-- INPUT RECORDS follows --

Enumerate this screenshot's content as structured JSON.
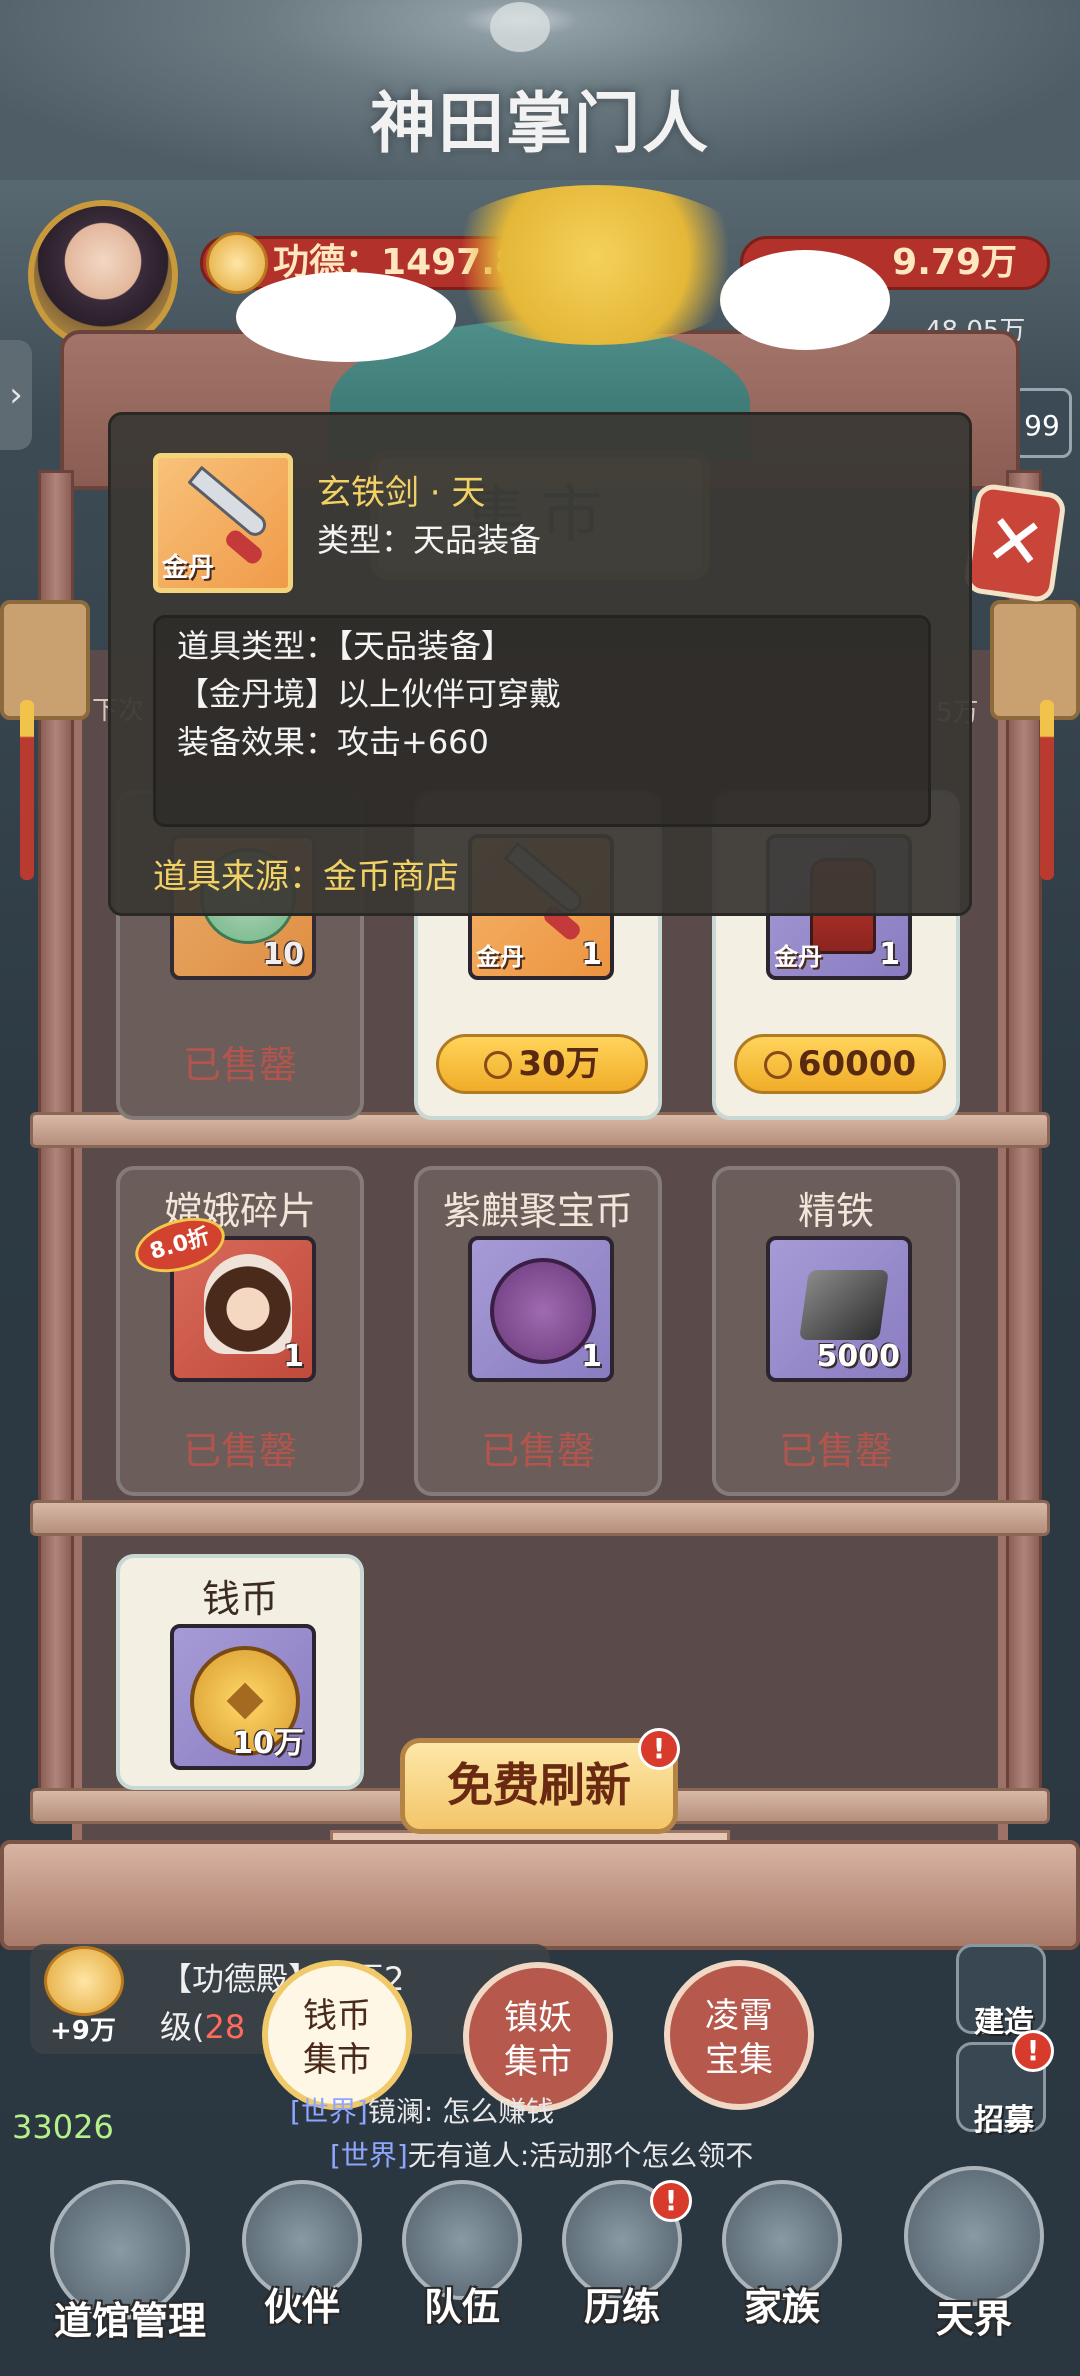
{
  "header": {
    "game_title": "神田掌门人",
    "merit_label": "功德：",
    "merit_value": "1497.8",
    "coins_value": "9.79万",
    "sub_value": "48.05万",
    "badge_99": "99"
  },
  "shop": {
    "plaque": "集市",
    "row_left_hint": "下次",
    "row_right_hint": "5万",
    "cards": [
      {
        "name": "",
        "rank": "",
        "qty": "10",
        "status": "已售罄",
        "bg": "#6fbf8a"
      },
      {
        "name": "",
        "rank": "金丹",
        "qty": "1",
        "price": "30万",
        "bg": "#f09a48"
      },
      {
        "name": "",
        "rank": "金丹",
        "qty": "1",
        "price": "60000",
        "bg": "#8a7cc1"
      },
      {
        "name": "嫦娥碎片",
        "qty": "1",
        "status": "已售罄",
        "discount": "8.0折"
      },
      {
        "name": "紫麒聚宝币",
        "qty": "1",
        "status": "已售罄"
      },
      {
        "name": "精铁",
        "qty": "5000",
        "status": "已售罄"
      },
      {
        "name": "钱币",
        "qty": "10万"
      }
    ],
    "refresh_button": "免费刷新",
    "refresh_alert": "!"
  },
  "tooltip": {
    "item_name": "玄铁剑 · 天",
    "type_line": "类型：天品装备",
    "icon_rank": "金丹",
    "line1": "道具类型：【天品装备】",
    "line2": "【金丹境】以上伙伴可穿戴",
    "line3": "装备效果：攻击+660",
    "source": "道具来源：金币商店"
  },
  "market_tabs": [
    {
      "line1": "钱币",
      "line2": "集市",
      "active": true
    },
    {
      "line1": "镇妖",
      "line2": "集市",
      "active": false
    },
    {
      "line1": "凌霄",
      "line2": "宝集",
      "active": false
    }
  ],
  "quest": {
    "text": "【功德殿】升至2",
    "level_prefix": "级(",
    "level_value": "28",
    "reward": "+9万"
  },
  "chat": {
    "online": "33026",
    "lines": [
      {
        "tag": "[世界]",
        "text": "镜澜: 怎么赚钱"
      },
      {
        "tag": "[世界]",
        "text": "无有道人:活动那个怎么领不"
      }
    ]
  },
  "side_buttons": {
    "build": "建造",
    "recruit": "招募",
    "recruit_alert": "!"
  },
  "nav": {
    "items": [
      "道馆管理",
      "伙伴",
      "队伍",
      "历练",
      "家族",
      "天界"
    ],
    "alert": "!"
  }
}
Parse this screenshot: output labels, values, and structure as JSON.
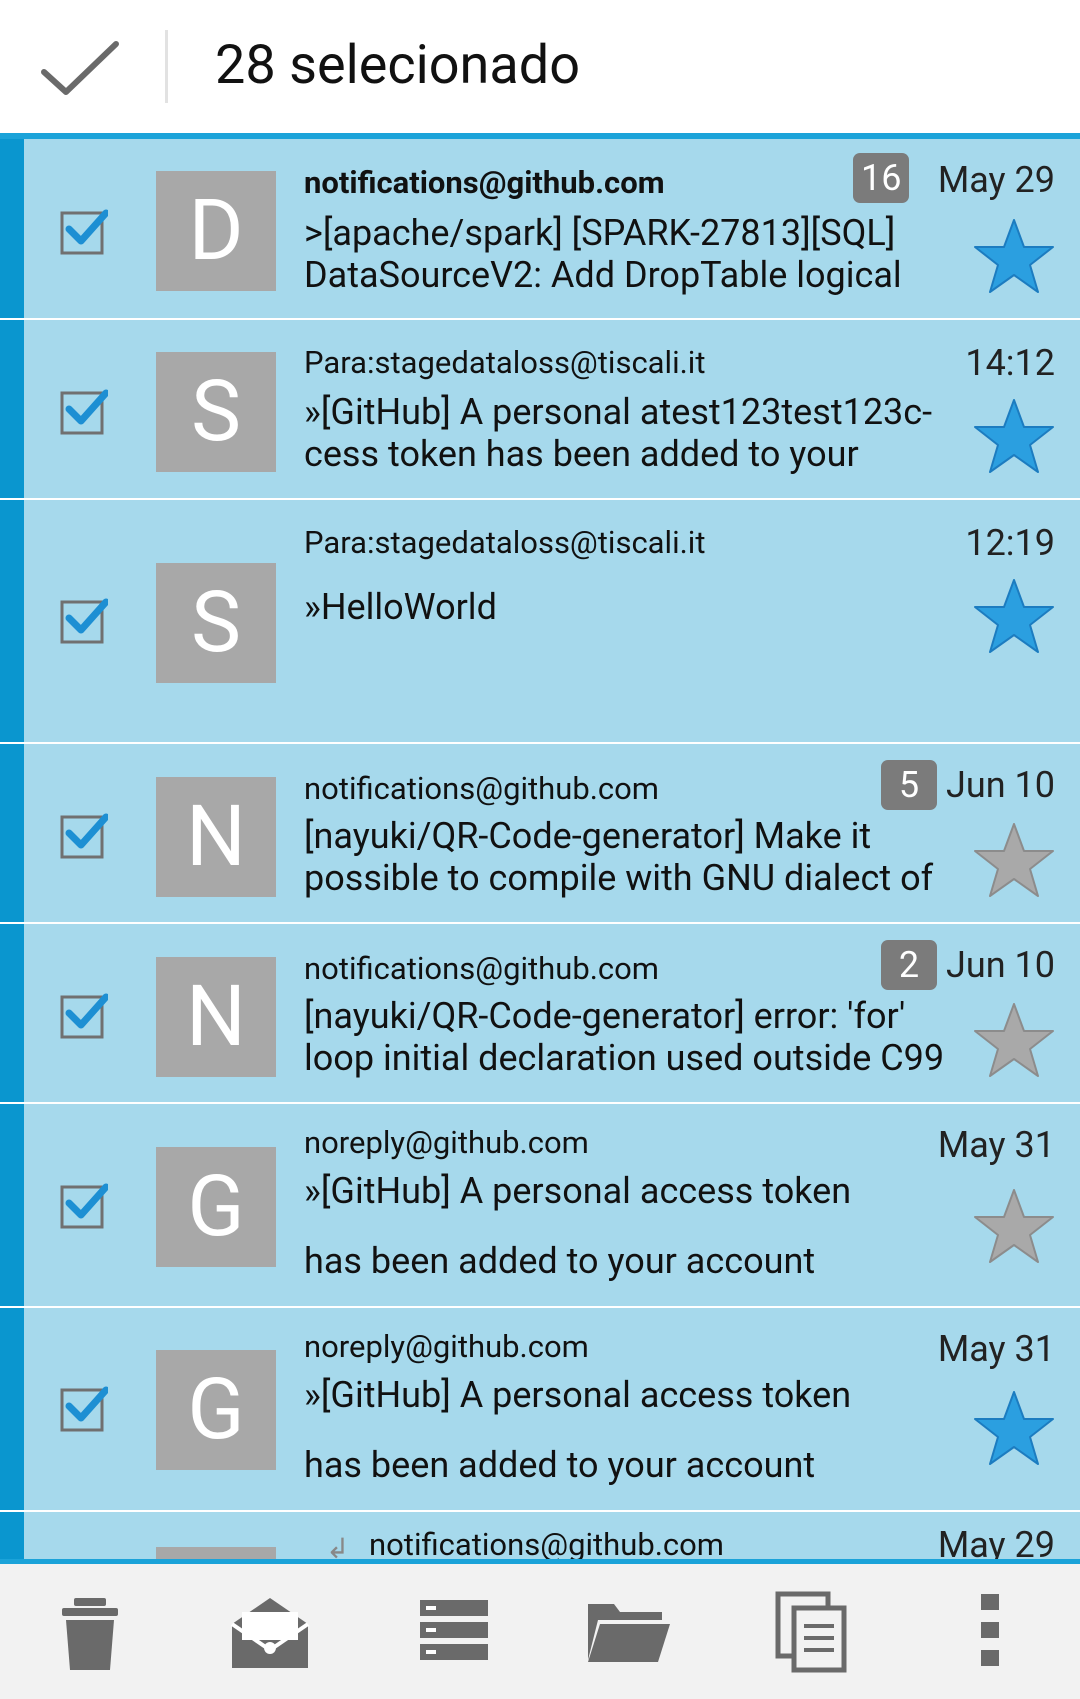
{
  "header": {
    "title": "28 selecionado"
  },
  "colors": {
    "accent_blue": "#1ba3d9",
    "row_selected_bg": "#a6d9ec",
    "row_accent_stripe": "#0a96cf",
    "avatar_bg": "#a8a8a8",
    "badge_bg": "#7b7b7b",
    "star_blue": "#2b9fe0",
    "star_gray": "#a9a9a9"
  },
  "messages": [
    {
      "avatar": "D",
      "sender": "notifications@github.com",
      "subject_1": ">[apache/spark] [SPARK-27813][SQL]",
      "subject_2": "DataSourceV2: Add DropTable logical",
      "badge": "16",
      "date": "May 29",
      "starred": true,
      "checked": true
    },
    {
      "avatar": "S",
      "sender": "Para:stagedataloss@tiscali.it",
      "subject_1": "»[GitHub] A personal atest123test123c-",
      "subject_2": "cess token has been added to your",
      "date": "14:12",
      "starred": true,
      "checked": true
    },
    {
      "avatar": "S",
      "sender": "Para:stagedataloss@tiscali.it",
      "subject_1": "»HelloWorld",
      "date": "12:19",
      "starred": true,
      "checked": true
    },
    {
      "avatar": "N",
      "sender": "notifications@github.com",
      "subject_1": "[nayuki/QR-Code-generator] Make it",
      "subject_2": "possible to compile with GNU dialect of",
      "badge": "5",
      "date": "Jun 10",
      "starred": false,
      "checked": true
    },
    {
      "avatar": "N",
      "sender": "notifications@github.com",
      "subject_1": "[nayuki/QR-Code-generator] error: 'for'",
      "subject_2": "loop initial declaration used outside C99",
      "badge": "2",
      "date": "Jun 10",
      "starred": false,
      "checked": true
    },
    {
      "avatar": "G",
      "sender": "noreply@github.com",
      "subject_1": "»[GitHub] A personal access token",
      "subject_2": "has been added to your account",
      "date": "May 31",
      "starred": false,
      "checked": true
    },
    {
      "avatar": "G",
      "sender": "noreply@github.com",
      "subject_1": "»[GitHub] A personal access token",
      "subject_2": "has been added to your account",
      "date": "May 31",
      "starred": true,
      "checked": true
    },
    {
      "sender": "notifications@github.com",
      "date": "May 29",
      "checked": true
    }
  ],
  "toolbar": {
    "icons": [
      "trash-icon",
      "open-envelope-icon",
      "archive-stack-icon",
      "folder-icon",
      "copy-icon",
      "more-vert-icon"
    ]
  }
}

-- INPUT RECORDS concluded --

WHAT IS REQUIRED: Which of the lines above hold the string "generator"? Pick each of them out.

EXERCISE ANSWER:
      "subject_1": "[nayuki/QR-Code-generator] Make it",
      "subject_1": "[nayuki/QR-Code-generator] error: 'for'",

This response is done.